What to do today?
If I didn't make it clear enough along the way,let me summarize: WE ARE VERY FAR AWAY FROM HAVING A HOLY AGGREGATOR!! So what to do now? First step is accepting that what you need/want does not exist in one line item. Accepting reality makes it easier to find a solution. The next step is to stop letting analysts and vendors drive your solution development. I wrote an article earlier in the year describing the broken conversations between organizations, vendors and analysts. Do not go shopping for SEIM, AV, IPS and other things you're told you have to have. Instead focus on your objectives. SANS Critical Controls is a great resource for inventorying how you are addressing security issues. The 10 CBK of ISC2 is another good checklist. Focus on the operational areas you need to build, not products that need to be purchased.
Focusing on these areas will prompt you to build processes on how to handle specific threat scenarios (armed man walks into data center, spear phishing of CEO, botnet infection from sales staff, etc.) Start buying tools as a result of what your process needs. Questions like "how can I reduce the time staff spends on memory forensics to determine impact of endpoint compromise?" may lead you to an expensive forensic solution that has a 6 month ROI from recovered man hours at the same time reducing risk. Buying an expensive forensic tool because a vendor or analyst said to is stupid and wasteful.
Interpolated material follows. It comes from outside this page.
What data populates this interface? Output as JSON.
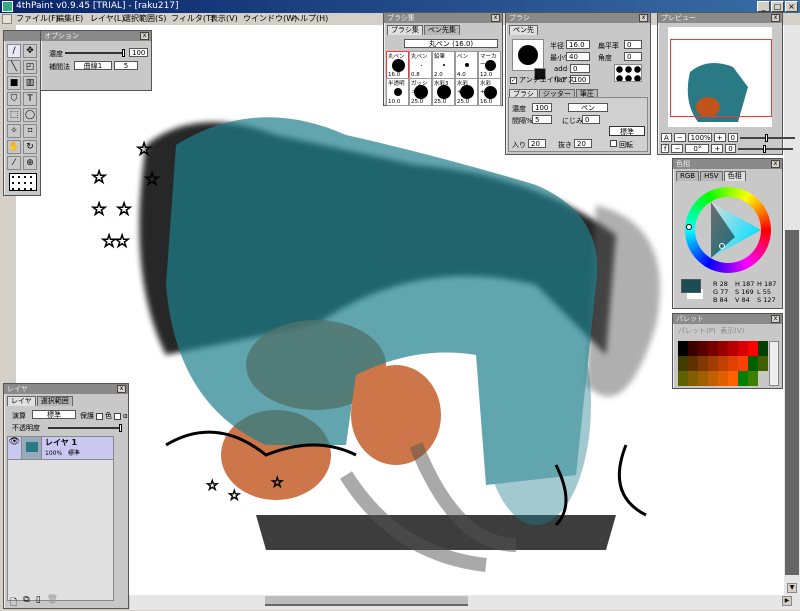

Building these processes are a huge pain in the ass. I know that. I have suspicions that some managers are day dreaming of a Holy Aggregator because they don't want to deal with it. Others don't want to hire the head count (see: Time to Hire a Security Team.) The reality of the current day is that a single pane of glass will only lull an organization into a false sense of security. Take the time to build processes based off of well constructed controls. Buy tools that enable the processes. If you wait for the Holy Aggregator to show up, you will be looking for a new line of work when your data is found on Pastebin.
I know the appeal of a single pane of glass for InfoSec processes is appealing. In the current state of technology it is best to use context/semantic aware data processors that can algorithmically look for threats. The interfaces need to support security operations and incident response workflows (make sure you have these documented before spending too much money.) If you select tools based on workflows instead of comparative matrices, you can build an infrastructure that can respond to modern advanced threats.